Borins said this is the first generation that has more expertise than their parents in an area that is such a major part of their lives, which leads to several concerns. For instance, parents might try to create barriers for their children by setting passwords to limit their children’s access to the Internet, but might not be able to outsmart their kids.
“Children seem to know how to rewire the whole house, and often they’re two steps ahead of the parents when it comes to technology,” he said.
Borins and Rabbi Jarrod Grover of Beth Tikvah Synagogue will host a Jan. 19 discussion at the shul that will consider the problems that come with raising a teenager with social media.
Rabbi Grover said the idea for the program came about after 15-year-old Amanda Todd’s cyberbullying story came to light. On the Shabbat after Todd committed suicide, Rabbi Grover spoke to his congregation about her story, and he realized some families showed a real interest in the issue, he said.
“Not that there’s mention of cyberbullying in the Torah,” Rabbi Grover said, “but there’s a heck of a lot of concern in Judaism with lashon hara, speaking evil, treating others the way we want to be treated.”
He said he hopes children of all ages, including high school students, will attend to hear about the Jewish perspective on bullying and self-confidence.
“You are greater and infinitely more important and special than anyone can ever make you out to seem,” Rabbi Grover said. “It’s about celebrating our kids and making sure they feel this is a place where they feel loved.”
Borins will approach the topic from a psychological angle, discussing how social media affects children and families, and how parents regulate their children’s online lives.

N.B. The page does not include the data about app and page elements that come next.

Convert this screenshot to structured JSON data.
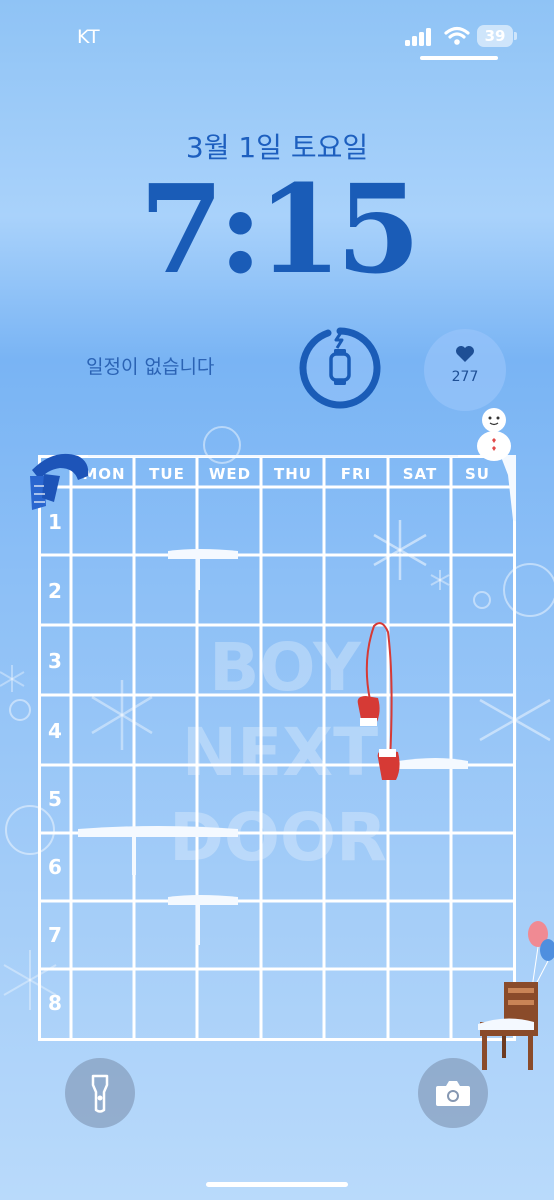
{
  "status_bar": {
    "carrier": "KT",
    "battery_level": "39"
  },
  "lock_screen": {
    "date": "3월 1일 토요일",
    "time": "7:15"
  },
  "widgets": {
    "calendar_text": "일정이 없습니다",
    "watch_icon": "watch-charging-icon",
    "heart_count": "277",
    "heart_icon": "heart-icon"
  },
  "wallpaper": {
    "days": [
      "MON",
      "TUE",
      "WED",
      "THU",
      "FRI",
      "SAT",
      "SUN"
    ],
    "periods": [
      "1",
      "2",
      "3",
      "4",
      "5",
      "6",
      "7",
      "8"
    ],
    "watermark": [
      "BOY",
      "NEXT",
      "DOOR"
    ]
  },
  "bottom_controls": {
    "flashlight": "flashlight-icon",
    "camera": "camera-icon"
  },
  "colors": {
    "accent": "#1a5cb7",
    "heart": "#1e4f95",
    "mitten": "#d63a35",
    "scarf": "#1d54b8"
  }
}
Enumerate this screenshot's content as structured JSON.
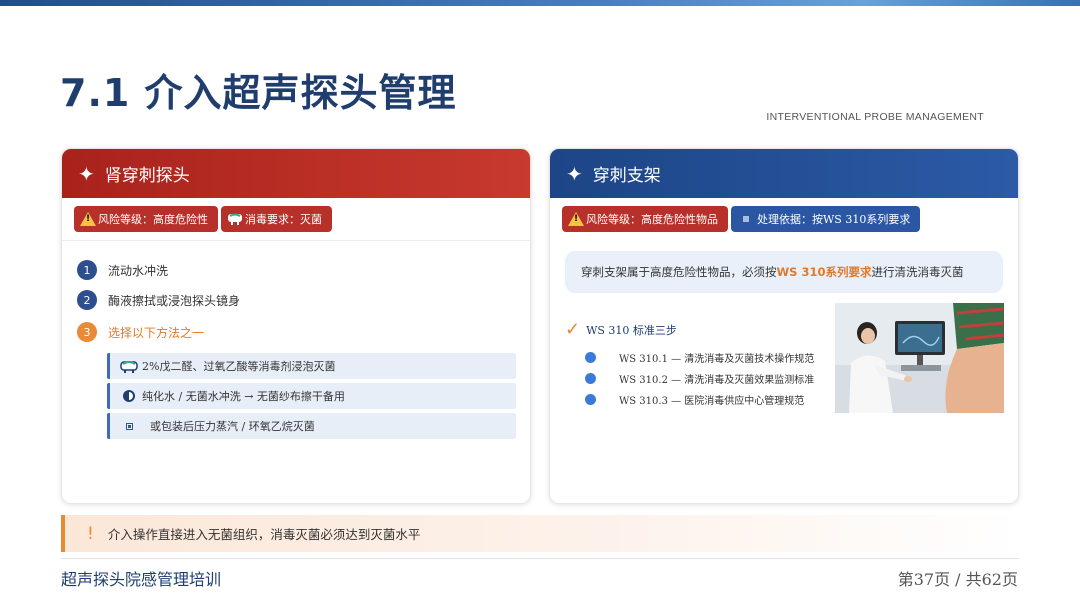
{
  "header": {
    "title": "7.1 介入超声探头管理",
    "subtitle": "INTERVENTIONAL PROBE MANAGEMENT"
  },
  "left_card": {
    "title": "肾穿刺探头",
    "tags": [
      "风险等级：高度危险性",
      "消毒要求：灭菌"
    ],
    "steps": [
      {
        "num": "1",
        "text": "流动水冲洗"
      },
      {
        "num": "2",
        "text": "酶液擦拭或浸泡探头镜身"
      },
      {
        "num": "3",
        "text": "选择以下方法之一"
      }
    ],
    "methods": [
      "2%戊二醛、过氧乙酸等消毒剂浸泡灭菌",
      "纯化水 / 无菌水冲洗 → 无菌纱布擦干备用",
      "或包装后压力蒸汽 / 环氧乙烷灭菌"
    ]
  },
  "right_card": {
    "title": "穿刺支架",
    "tags": [
      "风险等级：高度危险性物品",
      "处理依据：按WS 310系列要求"
    ],
    "note": {
      "prefix": "穿刺支架属于高度危险性物品，必须按 ",
      "highlight": "WS 310系列要求",
      "suffix": " 进行清洗消毒灭菌"
    },
    "ws_title": "WS 310 标准三步",
    "ws_items": [
      "WS 310.1 — 清洗消毒及灭菌技术操作规范",
      "WS 310.2 — 清洗消毒及灭菌效果监测标准",
      "WS 310.3 — 医院消毒供应中心管理规范"
    ]
  },
  "alert": {
    "mark": "!",
    "text": "介入操作直接进入无菌组织，消毒灭菌必须达到灭菌水平"
  },
  "footer": {
    "left": "超声探头院感管理培训",
    "right": "第37页 / 共62页"
  },
  "colors": {
    "red_header": "#b8302a",
    "blue_header": "#2a56a4",
    "title_navy": "#1f3e6e",
    "accent_orange": "#e98a35"
  },
  "icons": {
    "head": "sparkle-star-icon",
    "warning": "warning-triangle-icon",
    "disinfect": "disinfect-basin-icon",
    "document": "document-square-icon",
    "check": "checkmark-icon"
  }
}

“Parenting always involves setting appropriate limits for kids and trying to create the right boundaries,” he said, explaining that may sometimes involve setting time or content limits on their technology.
Natalie Kaplan, a committee member of the synagogue, said she thinks the discussion is especially important for any parent with preteens or teenagers. She is the mother of a 10-year-old girl and recognizes she will need to set rules about social technology.
“I can see now, she and her friends are very excited about getting new technology,” Kaplan said. “They’re all asking for iPods and those kinds of things for birthday presents.”
She agreed with Borins that, as a parent, it’s hard setting boundaries when children know more about the technology than they do, she said.
It all comes down to communication between parents and their children, said Borins, who has a two-year-old child.
“I think it’s in some ways [technology] allowing us to connect in good ways,” he said. “On the other hand, it’s preventing us from having real-time connections. We’re so busy hiding behind the screen that we’re not really having the connections that matter.”
This “authentic communication” is the key to working with children and ensuring they understand the parents’ concerns.
“I think they should be having discussions with young people and collaborating – trying to solve problems together and to also spend time online together,” Borins said.
He said the American Academy of Pediatrics warned parents to limit their kids’ screen time to two hours per day, but most children spend much longer than that.
“What kind of impact does it have on their brain and their social skills and their ability to have face time?” he asked. Additionally, he said the same pediatric association said children under the age of two should not have any screen time at all.
Ultimately, the Jan. 19 discussion won’t solve the problems, but it will highlight some of the biggest concerns and give various perspectives on solutions, he said.
“Hopefully this group, for me, will be an opportunity for me to have an open dialogue and to create a space for shared learning,” Borins said.
To find out more or to register for the discussion, call 416-221-3433, ext. 302, or email email@example.com.